Work order:
Please restate the data below word for word, omitting all images.

** The data follows **

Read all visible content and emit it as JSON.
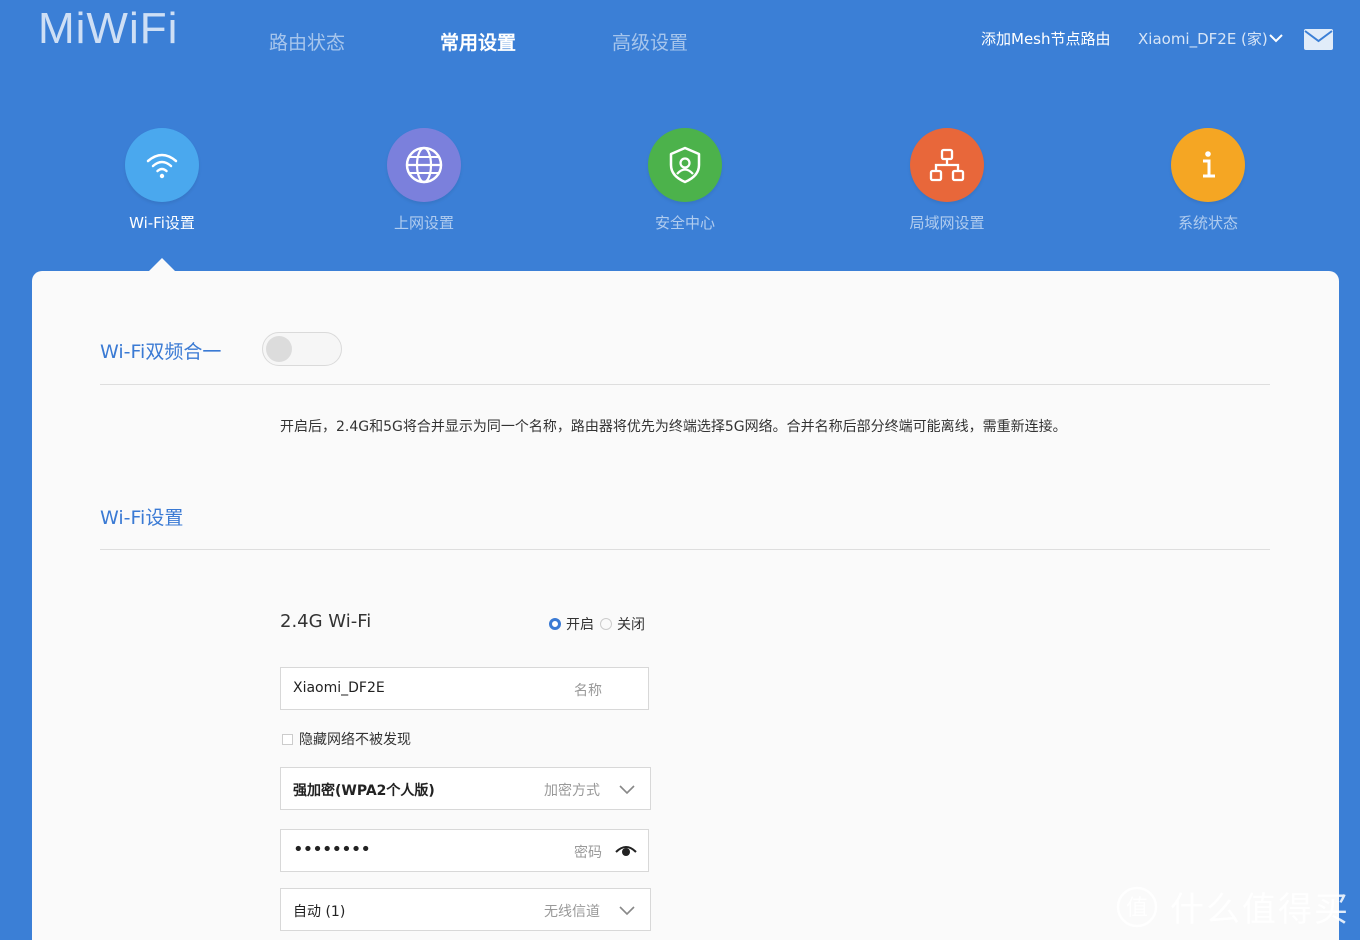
{
  "header": {
    "logo": "MiWiFi",
    "nav": [
      "路由状态",
      "常用设置",
      "高级设置"
    ],
    "add_mesh": "添加Mesh节点路由",
    "router_name": "Xiaomi_DF2E (家)",
    "mail_icon": "mail-icon",
    "accent": "#3b7fd6"
  },
  "features": [
    {
      "label": "Wi-Fi设置",
      "icon": "wifi-icon",
      "color": "#4aa8ee"
    },
    {
      "label": "上网设置",
      "icon": "globe-icon",
      "color": "#7b80dc"
    },
    {
      "label": "安全中心",
      "icon": "shield-icon",
      "color": "#4cb24b"
    },
    {
      "label": "局域网设置",
      "icon": "network-icon",
      "color": "#e8673a"
    },
    {
      "label": "系统状态",
      "icon": "info-icon",
      "color": "#f5a623"
    }
  ],
  "dual_band": {
    "title": "Wi-Fi双频合一",
    "enabled": false,
    "description": "开启后，2.4G和5G将合并显示为同一个名称，路由器将优先为终端选择5G网络。合并名称后部分终端可能离线，需重新连接。"
  },
  "wifi_settings": {
    "title": "Wi-Fi设置",
    "band_title": "2.4G Wi-Fi",
    "on_label": "开启",
    "off_label": "关闭",
    "state": "on",
    "ssid": "Xiaomi_DF2E",
    "ssid_hint": "名称",
    "hide_label": "隐藏网络不被发现",
    "encryption": "强加密(WPA2个人版)",
    "encryption_hint": "加密方式",
    "password": "••••••••",
    "password_hint": "密码",
    "channel": "自动 (1)",
    "channel_hint": "无线信道"
  },
  "watermark": "什么值得买"
}
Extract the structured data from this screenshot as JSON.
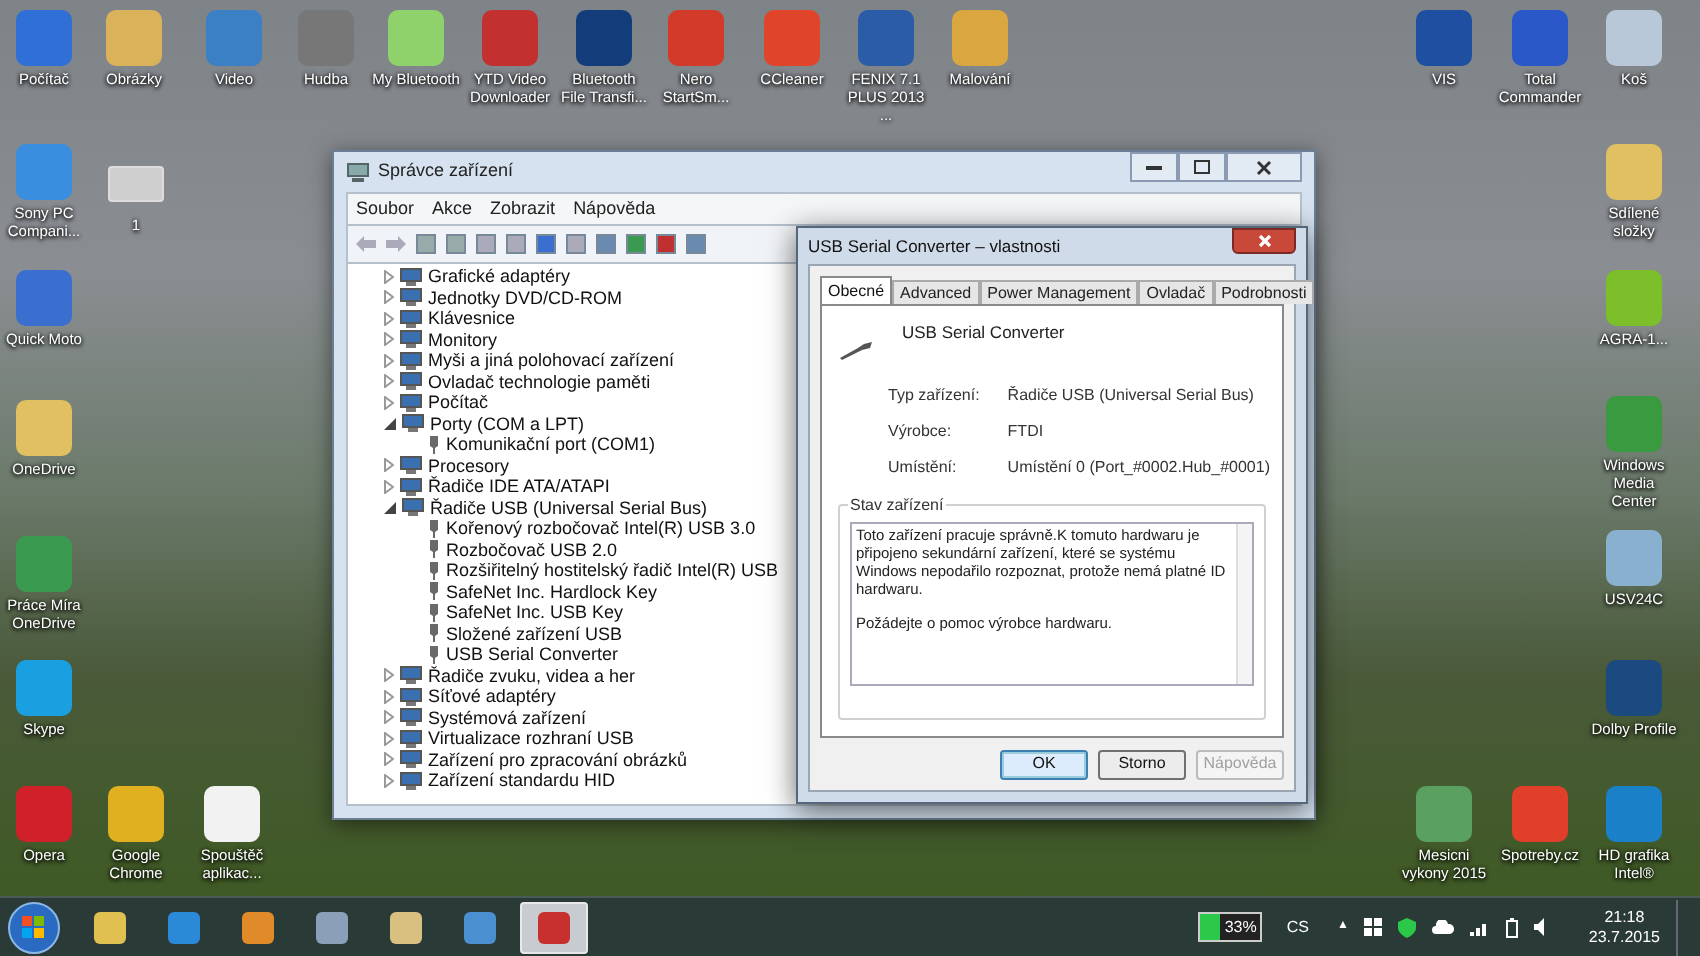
{
  "desktop_icons": [
    {
      "label": "Počítač"
    },
    {
      "label": "Obrázky"
    },
    {
      "label": "Video"
    },
    {
      "label": "Hudba"
    },
    {
      "label": "My Bluetooth"
    },
    {
      "label": "YTD Video Downloader"
    },
    {
      "label": "Bluetooth File Transfi..."
    },
    {
      "label": "Nero StartSm..."
    },
    {
      "label": "CCleaner"
    },
    {
      "label": "FENIX 7.1 PLUS 2013 ..."
    },
    {
      "label": "Malování"
    },
    {
      "label": "VIS"
    },
    {
      "label": "Total Commander"
    },
    {
      "label": "Koš"
    },
    {
      "label": "Sony PC Compani..."
    },
    {
      "label": "1"
    },
    {
      "label": "Quick Moto"
    },
    {
      "label": "OneDrive"
    },
    {
      "label": "Práce Míra OneDrive"
    },
    {
      "label": "Skype"
    },
    {
      "label": "Sdílené složky"
    },
    {
      "label": "AGRA-1..."
    },
    {
      "label": "Windows Media Center"
    },
    {
      "label": "USV24C"
    },
    {
      "label": "Dolby Profile"
    },
    {
      "label": "Opera"
    },
    {
      "label": "Google Chrome"
    },
    {
      "label": "Spouštěč aplikac..."
    },
    {
      "label": "Mesicni vykony 2015"
    },
    {
      "label": "Spotreby.cz"
    },
    {
      "label": "HD grafika Intel®"
    }
  ],
  "device_manager": {
    "title": "Správce zařízení",
    "menu": [
      "Soubor",
      "Akce",
      "Zobrazit",
      "Nápověda"
    ],
    "tree": [
      {
        "label": "Grafické adaptéry",
        "expanded": false
      },
      {
        "label": "Jednotky DVD/CD-ROM",
        "expanded": false
      },
      {
        "label": "Klávesnice",
        "expanded": false
      },
      {
        "label": "Monitory",
        "expanded": false
      },
      {
        "label": "Myši a jiná polohovací zařízení",
        "expanded": false
      },
      {
        "label": "Ovladač technologie paměti",
        "expanded": false
      },
      {
        "label": "Počítač",
        "expanded": false
      },
      {
        "label": "Porty (COM a LPT)",
        "expanded": true,
        "children": [
          {
            "label": "Komunikační port (COM1)"
          }
        ]
      },
      {
        "label": "Procesory",
        "expanded": false
      },
      {
        "label": "Řadiče IDE ATA/ATAPI",
        "expanded": false
      },
      {
        "label": "Řadiče USB (Universal Serial Bus)",
        "expanded": true,
        "children": [
          {
            "label": "Kořenový rozbočovač Intel(R) USB 3.0"
          },
          {
            "label": "Rozbočovač USB 2.0"
          },
          {
            "label": "Rozšiřitelný hostitelský řadič Intel(R) USB"
          },
          {
            "label": "SafeNet Inc. Hardlock Key"
          },
          {
            "label": "SafeNet Inc. USB Key"
          },
          {
            "label": "Složené zařízení USB"
          },
          {
            "label": "USB Serial Converter"
          }
        ]
      },
      {
        "label": "Řadiče zvuku, videa a her",
        "expanded": false
      },
      {
        "label": "Síťové adaptéry",
        "expanded": false
      },
      {
        "label": "Systémová zařízení",
        "expanded": false
      },
      {
        "label": "Virtualizace rozhraní USB",
        "expanded": false
      },
      {
        "label": "Zařízení pro zpracování obrázků",
        "expanded": false
      },
      {
        "label": "Zařízení standardu HID",
        "expanded": false
      }
    ]
  },
  "dialog": {
    "title": "USB Serial Converter – vlastnosti",
    "tabs": [
      {
        "label": "Obecné",
        "selected": true
      },
      {
        "label": "Advanced",
        "selected": false
      },
      {
        "label": "Power Management",
        "selected": false
      },
      {
        "label": "Ovladač",
        "selected": false
      },
      {
        "label": "Podrobnosti",
        "selected": false
      }
    ],
    "device_name": "USB Serial Converter",
    "properties": [
      {
        "label": "Typ zařízení:",
        "value": "Řadiče USB (Universal Serial Bus)"
      },
      {
        "label": "Výrobce:",
        "value": "FTDI"
      },
      {
        "label": "Umístění:",
        "value": "Umístění 0 (Port_#0002.Hub_#0001)"
      }
    ],
    "status_group": "Stav zařízení",
    "status_text": [
      "Toto zařízení pracuje správně.K tomuto hardwaru je připojeno sekundární zařízení, které se systému Windows nepodařilo rozpoznat, protože nemá platné ID hardwaru.",
      "Požádejte o pomoc výrobce hardwaru."
    ],
    "buttons": [
      {
        "label": "OK",
        "disabled": false,
        "default": true
      },
      {
        "label": "Storno",
        "disabled": false,
        "default": false
      },
      {
        "label": "Nápověda",
        "disabled": true,
        "default": false
      }
    ]
  },
  "taskbar": {
    "apps": [
      {
        "selected": false
      },
      {
        "selected": false
      },
      {
        "selected": false
      },
      {
        "selected": false
      },
      {
        "selected": false
      },
      {
        "selected": false
      },
      {
        "selected": true
      }
    ],
    "battery": {
      "text": "33%",
      "level": 0.33
    },
    "language": "CS",
    "show_hidden": "▲",
    "time": "21:18",
    "date": "23.7.2015"
  }
}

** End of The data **

Response below:
Read all visible content and emit it as JSON.
{
  "header": {
    "logo": "MiWiFi",
    "nav": [
      "路由状态",
      "常用设置",
      "高级设置"
    ],
    "add_mesh": "添加Mesh节点路由",
    "router_name": "Xiaomi_DF2E (家)",
    "mail_icon": "mail-icon",
    "accent": "#3b7fd6"
  },
  "features": [
    {
      "label": "Wi-Fi设置",
      "icon": "wifi-icon",
      "color": "#4aa8ee"
    },
    {
      "label": "上网设置",
      "icon": "globe-icon",
      "color": "#7b80dc"
    },
    {
      "label": "安全中心",
      "icon": "shield-icon",
      "color": "#4cb24b"
    },
    {
      "label": "局域网设置",
      "icon": "network-icon",
      "color": "#e8673a"
    },
    {
      "label": "系统状态",
      "icon": "info-icon",
      "color": "#f5a623"
    }
  ],
  "dual_band": {
    "title": "Wi-Fi双频合一",
    "enabled": false,
    "description": "开启后，2.4G和5G将合并显示为同一个名称，路由器将优先为终端选择5G网络。合并名称后部分终端可能离线，需重新连接。"
  },
  "wifi_settings": {
    "title": "Wi-Fi设置",
    "band_title": "2.4G Wi-Fi",
    "on_label": "开启",
    "off_label": "关闭",
    "state": "on",
    "ssid": "Xiaomi_DF2E",
    "ssid_hint": "名称",
    "hide_label": "隐藏网络不被发现",
    "encryption": "强加密(WPA2个人版)",
    "encryption_hint": "加密方式",
    "password": "••••••••",
    "password_hint": "密码",
    "channel": "自动 (1)",
    "channel_hint": "无线信道"
  },
  "watermark": "什么值得买"
}
Extract the structured data from this screenshot as JSON.
{
  "desktop_icons": [
    {
      "label": "Počítač"
    },
    {
      "label": "Obrázky"
    },
    {
      "label": "Video"
    },
    {
      "label": "Hudba"
    },
    {
      "label": "My Bluetooth"
    },
    {
      "label": "YTD Video Downloader"
    },
    {
      "label": "Bluetooth File Transfi..."
    },
    {
      "label": "Nero StartSm..."
    },
    {
      "label": "CCleaner"
    },
    {
      "label": "FENIX 7.1 PLUS 2013 ..."
    },
    {
      "label": "Malování"
    },
    {
      "label": "VIS"
    },
    {
      "label": "Total Commander"
    },
    {
      "label": "Koš"
    },
    {
      "label": "Sony PC Compani..."
    },
    {
      "label": "1"
    },
    {
      "label": "Quick Moto"
    },
    {
      "label": "OneDrive"
    },
    {
      "label": "Práce Míra OneDrive"
    },
    {
      "label": "Skype"
    },
    {
      "label": "Sdílené složky"
    },
    {
      "label": "AGRA-1..."
    },
    {
      "label": "Windows Media Center"
    },
    {
      "label": "USV24C"
    },
    {
      "label": "Dolby Profile"
    },
    {
      "label": "Opera"
    },
    {
      "label": "Google Chrome"
    },
    {
      "label": "Spouštěč aplikac..."
    },
    {
      "label": "Mesicni vykony 2015"
    },
    {
      "label": "Spotreby.cz"
    },
    {
      "label": "HD grafika Intel®"
    }
  ],
  "device_manager": {
    "title": "Správce zařízení",
    "menu": [
      "Soubor",
      "Akce",
      "Zobrazit",
      "Nápověda"
    ],
    "tree": [
      {
        "label": "Grafické adaptéry",
        "expanded": false
      },
      {
        "label": "Jednotky DVD/CD-ROM",
        "expanded": false
      },
      {
        "label": "Klávesnice",
        "expanded": false
      },
      {
        "label": "Monitory",
        "expanded": false
      },
      {
        "label": "Myši a jiná polohovací zařízení",
        "expanded": false
      },
      {
        "label": "Ovladač technologie paměti",
        "expanded": false
      },
      {
        "label": "Počítač",
        "expanded": false
      },
      {
        "label": "Porty (COM a LPT)",
        "expanded": true,
        "children": [
          {
            "label": "Komunikační port (COM1)"
          }
        ]
      },
      {
        "label": "Procesory",
        "expanded": false
      },
      {
        "label": "Řadiče IDE ATA/ATAPI",
        "expanded": false
      },
      {
        "label": "Řadiče USB (Universal Serial Bus)",
        "expanded": true,
        "children": [
          {
            "label": "Kořenový rozbočovač Intel(R) USB 3.0"
          },
          {
            "label": "Rozbočovač USB 2.0"
          },
          {
            "label": "Rozšiřitelný hostitelský řadič Intel(R) USB"
          },
          {
            "label": "SafeNet Inc. Hardlock Key"
          },
          {
            "label": "SafeNet Inc. USB Key"
          },
          {
            "label": "Složené zařízení USB"
          },
          {
            "label": "USB Serial Converter"
          }
        ]
      },
      {
        "label": "Řadiče zvuku, videa a her",
        "expanded": false
      },
      {
        "label": "Síťové adaptéry",
        "expanded": false
      },
      {
        "label": "Systémová zařízení",
        "expanded": false
      },
      {
        "label": "Virtualizace rozhraní USB",
        "expanded": false
      },
      {
        "label": "Zařízení pro zpracování obrázků",
        "expanded": false
      },
      {
        "label": "Zařízení standardu HID",
        "expanded": false
      }
    ]
  },
  "dialog": {
    "title": "USB Serial Converter – vlastnosti",
    "tabs": [
      {
        "label": "Obecné",
        "selected": true
      },
      {
        "label": "Advanced",
        "selected": false
      },
      {
        "label": "Power Management",
        "selected": false
      },
      {
        "label": "Ovladač",
        "selected": false
      },
      {
        "label": "Podrobnosti",
        "selected": false
      }
    ],
    "device_name": "USB Serial Converter",
    "properties": [
      {
        "label": "Typ zařízení:",
        "value": "Řadiče USB (Universal Serial Bus)"
      },
      {
        "label": "Výrobce:",
        "value": "FTDI"
      },
      {
        "label": "Umístění:",
        "value": "Umístění 0 (Port_#0002.Hub_#0001)"
      }
    ],
    "status_group": "Stav zařízení",
    "status_text": [
      "Toto zařízení pracuje správně.K tomuto hardwaru je připojeno sekundární zařízení, které se systému Windows nepodařilo rozpoznat, protože nemá platné ID hardwaru.",
      "Požádejte o pomoc výrobce hardwaru."
    ],
    "buttons": [
      {
        "label": "OK",
        "disabled": false,
        "default": true
      },
      {
        "label": "Storno",
        "disabled": false,
        "default": false
      },
      {
        "label": "Nápověda",
        "disabled": true,
        "default": false
      }
    ]
  },
  "taskbar": {
    "apps": [
      {
        "selected": false
      },
      {
        "selected": false
      },
      {
        "selected": false
      },
      {
        "selected": false
      },
      {
        "selected": false
      },
      {
        "selected": false
      },
      {
        "selected": true
      }
    ],
    "battery": {
      "text": "33%",
      "level": 0.33
    },
    "language": "CS",
    "show_hidden": "▲",
    "time": "21:18",
    "date": "23.7.2015"
  }
}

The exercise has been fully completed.